Purchasing a home is full of hoops to jump through and red tape to navigate. It can be challenging for potential homeowners to meet all the requirements in the new mortgage rules. These rules can seem confining, but not all lenders are required to follow them down to the letter. Don’t worry, we aren’t talking about sleazy or semi-legal loan sharks. In Canada, there are three different levels of lenders that may offer mortgage loans. Each comes with their own advantages and drawbacks. The benefit for homeowners is that they have the freedom to shop around for a lender that will meet their needs.
These lenders are the most well-known, this category typically comprises banks and credit unions. This is where you’ll find Canada’s Big Banks: BMO, CIBC, National Bank of Canada, Scotiabank, RBC, and TD. These institutions are federally regulated.
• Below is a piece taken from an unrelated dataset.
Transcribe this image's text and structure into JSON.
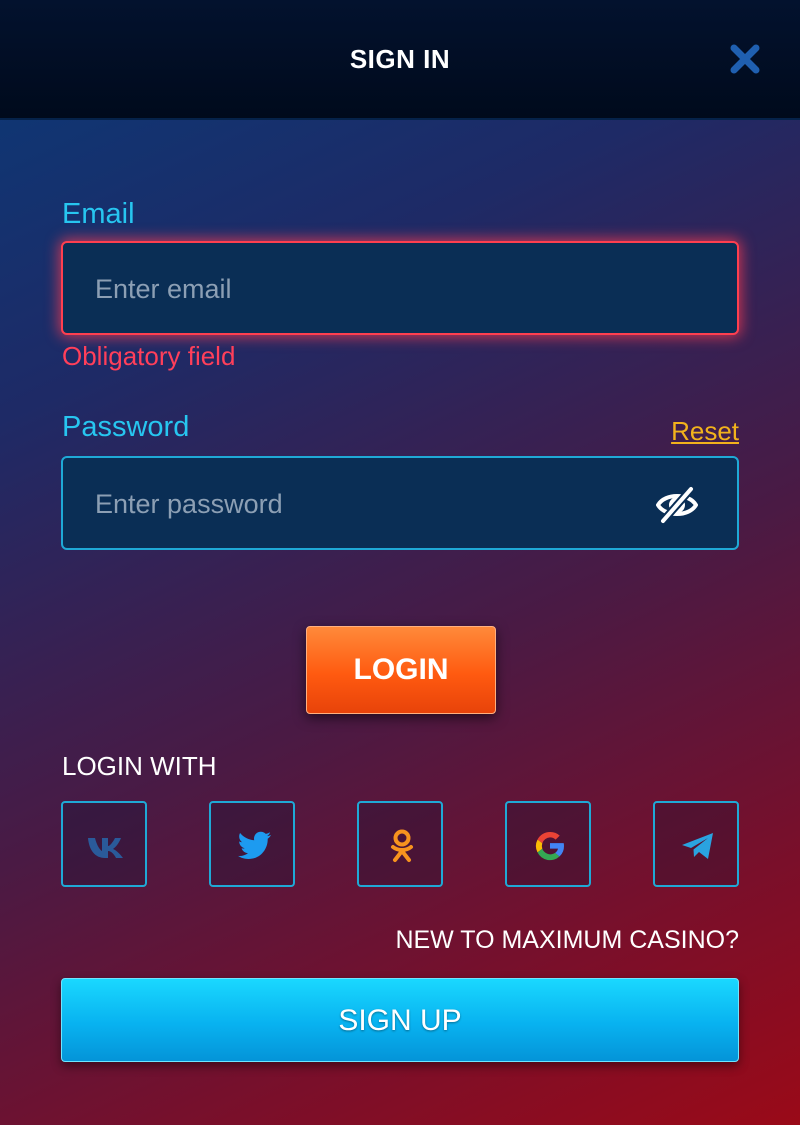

This means that you must meet the stress test requirements and any other qualifications set forth by the Office of the Superintendent of Financial Institutions. Because of this, A lenders tend to have strict criteria that involve a great credit score and stable income.
If you are rejected by an A lender for a mortgage, you are far from being out of options. This next level offers a lower barrier of entry for borrowers. They are quasi-regulated, meaning that they aren’t required to be as strict as A lenders. To offset this, B lenders tend to offer slightly higher interest rates. If you are looking at this type of lender, shopping around and using a mortgage broker is even more important. If you’ll be paying a little extra in interest, you want to make sure all the other terms and conditions are in line with your goals.
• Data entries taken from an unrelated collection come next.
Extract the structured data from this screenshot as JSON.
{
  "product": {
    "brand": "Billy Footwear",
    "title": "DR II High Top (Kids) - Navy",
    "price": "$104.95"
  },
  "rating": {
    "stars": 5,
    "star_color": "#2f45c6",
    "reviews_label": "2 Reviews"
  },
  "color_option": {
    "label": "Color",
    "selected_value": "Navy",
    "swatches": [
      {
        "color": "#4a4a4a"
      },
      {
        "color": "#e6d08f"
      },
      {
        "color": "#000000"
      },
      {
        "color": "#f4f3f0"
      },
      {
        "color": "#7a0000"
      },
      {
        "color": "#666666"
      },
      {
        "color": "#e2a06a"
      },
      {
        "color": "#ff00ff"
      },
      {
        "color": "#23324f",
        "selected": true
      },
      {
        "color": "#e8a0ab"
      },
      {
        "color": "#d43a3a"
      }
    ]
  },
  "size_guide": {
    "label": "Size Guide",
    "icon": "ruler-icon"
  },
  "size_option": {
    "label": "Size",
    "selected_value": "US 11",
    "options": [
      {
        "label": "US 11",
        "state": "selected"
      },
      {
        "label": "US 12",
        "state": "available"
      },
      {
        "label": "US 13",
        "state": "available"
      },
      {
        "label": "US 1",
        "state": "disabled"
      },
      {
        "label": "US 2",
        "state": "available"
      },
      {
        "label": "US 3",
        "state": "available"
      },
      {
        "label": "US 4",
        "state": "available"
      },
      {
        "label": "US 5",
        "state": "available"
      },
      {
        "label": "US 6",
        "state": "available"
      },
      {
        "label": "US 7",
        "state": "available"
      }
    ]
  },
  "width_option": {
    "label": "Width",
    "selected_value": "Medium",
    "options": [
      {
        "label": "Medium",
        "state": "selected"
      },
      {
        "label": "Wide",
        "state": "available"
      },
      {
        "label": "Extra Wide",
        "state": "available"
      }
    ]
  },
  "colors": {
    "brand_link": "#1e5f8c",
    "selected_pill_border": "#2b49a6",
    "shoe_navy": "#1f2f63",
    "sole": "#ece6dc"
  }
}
The final level is made up of individuals or businesses who offer mortgage loans with little government oversight. Getting approved is the easiest with a private lender, but homeowners considering this choice should proceed with caution. Not being regulated means that they set their own terms entirely, interest rates can skyrocket, and they may not have the same level of expertise as A and B institutions. Make sure to triple-check your contract so that you don’t get caught in a financial agreement gone wrong.
Not all lenders have the same rules and regulations. Looking at the different levels can give you a great idea of what is available on the market for loans. If doing all of this on your own sounds daunting, you aren’t alone. Work with an accredited mortgage broker to help you translate the legalese and find you a lender that will meet your needs. Send us a message today to get started.